**Dataset rows describing interfaces:**

····················

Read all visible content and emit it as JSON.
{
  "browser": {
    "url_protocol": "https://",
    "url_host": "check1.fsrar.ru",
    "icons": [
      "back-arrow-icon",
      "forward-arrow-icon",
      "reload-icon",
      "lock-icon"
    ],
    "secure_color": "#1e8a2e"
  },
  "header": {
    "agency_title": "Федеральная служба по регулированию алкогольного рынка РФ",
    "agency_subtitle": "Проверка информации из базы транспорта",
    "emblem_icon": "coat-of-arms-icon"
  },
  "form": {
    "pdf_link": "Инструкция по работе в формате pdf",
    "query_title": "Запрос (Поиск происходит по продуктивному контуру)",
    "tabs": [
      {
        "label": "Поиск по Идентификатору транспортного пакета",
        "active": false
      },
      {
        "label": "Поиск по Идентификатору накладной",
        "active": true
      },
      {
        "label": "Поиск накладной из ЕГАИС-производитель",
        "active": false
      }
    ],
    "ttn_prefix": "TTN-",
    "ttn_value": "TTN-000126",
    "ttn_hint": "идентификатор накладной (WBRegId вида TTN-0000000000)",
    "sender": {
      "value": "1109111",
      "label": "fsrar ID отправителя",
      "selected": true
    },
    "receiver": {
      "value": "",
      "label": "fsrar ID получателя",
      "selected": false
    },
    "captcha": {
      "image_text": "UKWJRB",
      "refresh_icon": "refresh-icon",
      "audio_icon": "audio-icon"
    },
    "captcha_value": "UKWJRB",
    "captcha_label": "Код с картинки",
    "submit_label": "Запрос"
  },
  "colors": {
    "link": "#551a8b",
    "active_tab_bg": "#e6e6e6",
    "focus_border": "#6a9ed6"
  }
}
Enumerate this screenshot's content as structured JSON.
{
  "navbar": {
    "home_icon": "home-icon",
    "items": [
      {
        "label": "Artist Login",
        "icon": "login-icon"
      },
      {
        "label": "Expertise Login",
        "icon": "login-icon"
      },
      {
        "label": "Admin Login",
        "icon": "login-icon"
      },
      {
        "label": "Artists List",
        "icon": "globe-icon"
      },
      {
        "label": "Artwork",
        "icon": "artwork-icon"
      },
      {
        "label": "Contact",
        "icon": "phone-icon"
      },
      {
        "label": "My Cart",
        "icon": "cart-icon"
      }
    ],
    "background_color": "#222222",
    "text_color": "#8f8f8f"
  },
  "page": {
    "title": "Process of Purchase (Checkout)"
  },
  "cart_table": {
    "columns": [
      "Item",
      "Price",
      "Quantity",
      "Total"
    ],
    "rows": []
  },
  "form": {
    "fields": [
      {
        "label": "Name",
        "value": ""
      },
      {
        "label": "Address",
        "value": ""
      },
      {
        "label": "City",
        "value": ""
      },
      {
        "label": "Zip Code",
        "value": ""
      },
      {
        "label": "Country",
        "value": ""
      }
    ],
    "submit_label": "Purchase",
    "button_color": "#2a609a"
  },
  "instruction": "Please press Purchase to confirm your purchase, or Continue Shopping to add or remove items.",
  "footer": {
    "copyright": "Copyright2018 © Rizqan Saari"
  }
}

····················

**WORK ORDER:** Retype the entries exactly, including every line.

**WRITTEN RESPONSE:**
Read all visible content and emit it as JSON.
{
  "browser": {
    "url_protocol": "https://",
    "url_host": "check1.fsrar.ru",
    "icons": [
      "back-arrow-icon",
      "forward-arrow-icon",
      "reload-icon",
      "lock-icon"
    ],
    "secure_color": "#1e8a2e"
  },
  "header": {
    "agency_title": "Федеральная служба по регулированию алкогольного рынка РФ",
    "agency_subtitle": "Проверка информации из базы транспорта",
    "emblem_icon": "coat-of-arms-icon"
  },
  "form": {
    "pdf_link": "Инструкция по работе в формате pdf",
    "query_title": "Запрос (Поиск происходит по продуктивному контуру)",
    "tabs": [
      {
        "label": "Поиск по Идентификатору транспортного пакета",
        "active": false
      },
      {
        "label": "Поиск по Идентификатору накладной",
        "active": true
      },
      {
        "label": "Поиск накладной из ЕГАИС-производитель",
        "active": false
      }
    ],
    "ttn_prefix": "TTN-",
    "ttn_value": "TTN-000126",
    "ttn_hint": "идентификатор накладной (WBRegId вида TTN-0000000000)",
    "sender": {
      "value": "1109111",
      "label": "fsrar ID отправителя",
      "selected": true
    },
    "receiver": {
      "value": "",
      "label": "fsrar ID получателя",
      "selected": false
    },
    "captcha": {
      "image_text": "UKWJRB",
      "refresh_icon": "refresh-icon",
      "audio_icon": "audio-icon"
    },
    "captcha_value": "UKWJRB",
    "captcha_label": "Код с картинки",
    "submit_label": "Запрос"
  },
  "colors": {
    "link": "#551a8b",
    "active_tab_bg": "#e6e6e6",
    "focus_border": "#6a9ed6"
  }
}
Enumerate this screenshot's content as structured JSON.
{
  "navbar": {
    "home_icon": "home-icon",
    "items": [
      {
        "label": "Artist Login",
        "icon": "login-icon"
      },
      {
        "label": "Expertise Login",
        "icon": "login-icon"
      },
      {
        "label": "Admin Login",
        "icon": "login-icon"
      },
      {
        "label": "Artists List",
        "icon": "globe-icon"
      },
      {
        "label": "Artwork",
        "icon": "artwork-icon"
      },
      {
        "label": "Contact",
        "icon": "phone-icon"
      },
      {
        "label": "My Cart",
        "icon": "cart-icon"
      }
    ],
    "background_color": "#222222",
    "text_color": "#8f8f8f"
  },
  "page": {
    "title": "Process of Purchase (Checkout)"
  },
  "cart_table": {
    "columns": [
      "Item",
      "Price",
      "Quantity",
      "Total"
    ],
    "rows": []
  },
  "form": {
    "fields": [
      {
        "label": "Name",
        "value": ""
      },
      {
        "label": "Address",
        "value": ""
      },
      {
        "label": "City",
        "value": ""
      },
      {
        "label": "Zip Code",
        "value": ""
      },
      {
        "label": "Country",
        "value": ""
      }
    ],
    "submit_label": "Purchase",
    "button_color": "#2a609a"
  },
  "instruction": "Please press Purchase to confirm your purchase, or Continue Shopping to add or remove items.",
  "footer": {
    "copyright": "Copyright2018 © Rizqan Saari"
  }
}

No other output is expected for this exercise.